*** Opening of Data supplied ***
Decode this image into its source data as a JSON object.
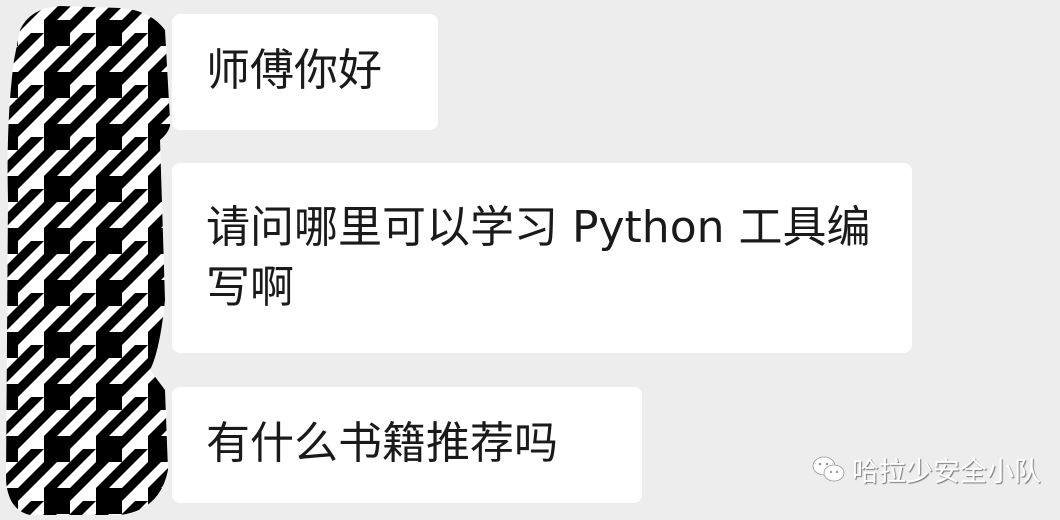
{
  "messages": [
    {
      "text": "师傅你好"
    },
    {
      "text": "请问哪里可以学习 Python 工具编写啊"
    },
    {
      "text": "有什么书籍推荐吗"
    }
  ],
  "avatar": {
    "style": "houndstooth-mask",
    "colors": [
      "#000000",
      "#ffffff"
    ]
  },
  "watermark": {
    "icon": "wechat-icon",
    "text": "哈拉少安全小队"
  },
  "colors": {
    "background": "#ededed",
    "bubble": "#ffffff",
    "text": "#1a1a1a"
  }
}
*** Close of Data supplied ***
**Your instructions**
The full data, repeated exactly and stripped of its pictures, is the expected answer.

**Answer for this exercise**
Decode this image into its source data as a JSON object.
{
  "messages": [
    {
      "text": "师傅你好"
    },
    {
      "text": "请问哪里可以学习 Python 工具编写啊"
    },
    {
      "text": "有什么书籍推荐吗"
    }
  ],
  "avatar": {
    "style": "houndstooth-mask",
    "colors": [
      "#000000",
      "#ffffff"
    ]
  },
  "watermark": {
    "icon": "wechat-icon",
    "text": "哈拉少安全小队"
  },
  "colors": {
    "background": "#ededed",
    "bubble": "#ffffff",
    "text": "#1a1a1a"
  }
}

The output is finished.